_TASK_
Exact copy, no pictures: restate each entry below word for word.

[Page and application data records]
= = = = = = =

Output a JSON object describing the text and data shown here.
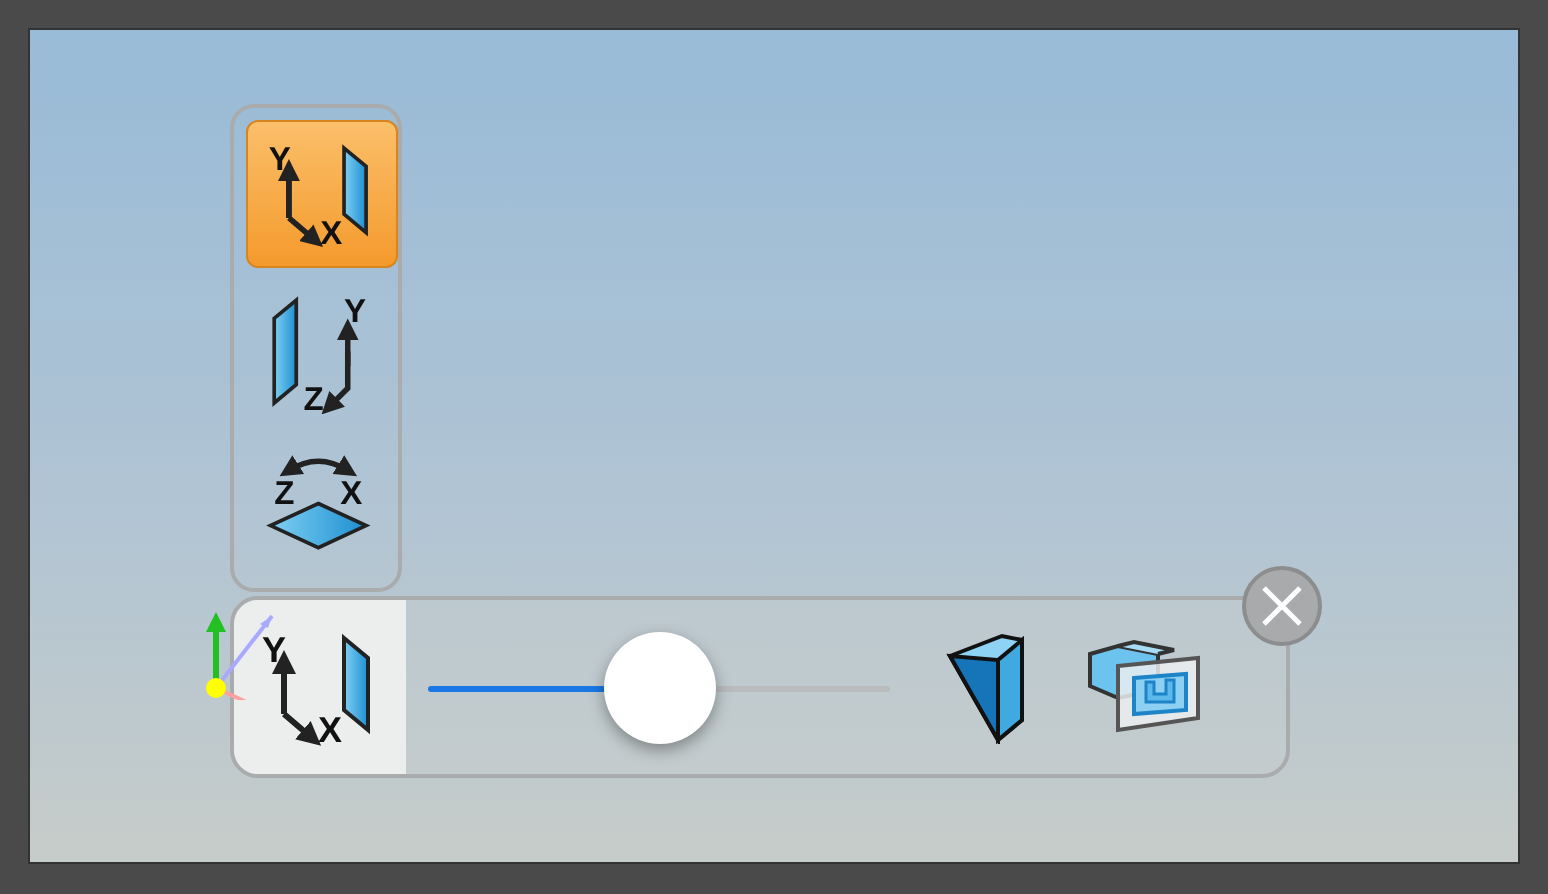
{
  "planes": [
    {
      "kind": "xy",
      "selected": true,
      "labels": [
        "Y",
        "X"
      ]
    },
    {
      "kind": "zy",
      "selected": false,
      "labels": [
        "Y",
        "Z"
      ]
    },
    {
      "kind": "zx",
      "selected": false,
      "labels": [
        "Z",
        "X"
      ]
    }
  ],
  "toolbar": {
    "current": {
      "kind": "xy",
      "labels": [
        "Y",
        "X"
      ]
    },
    "slider": {
      "level": 0.5
    }
  }
}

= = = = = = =

_YOUR RESPONSE_
Output a JSON object describing the text and data shown here.
{
  "planes": [
    {
      "kind": "xy",
      "selected": true,
      "labels": [
        "Y",
        "X"
      ]
    },
    {
      "kind": "zy",
      "selected": false,
      "labels": [
        "Y",
        "Z"
      ]
    },
    {
      "kind": "zx",
      "selected": false,
      "labels": [
        "Z",
        "X"
      ]
    }
  ],
  "toolbar": {
    "current": {
      "kind": "xy",
      "labels": [
        "Y",
        "X"
      ]
    },
    "slider": {
      "level": 0.5
    }
  }
}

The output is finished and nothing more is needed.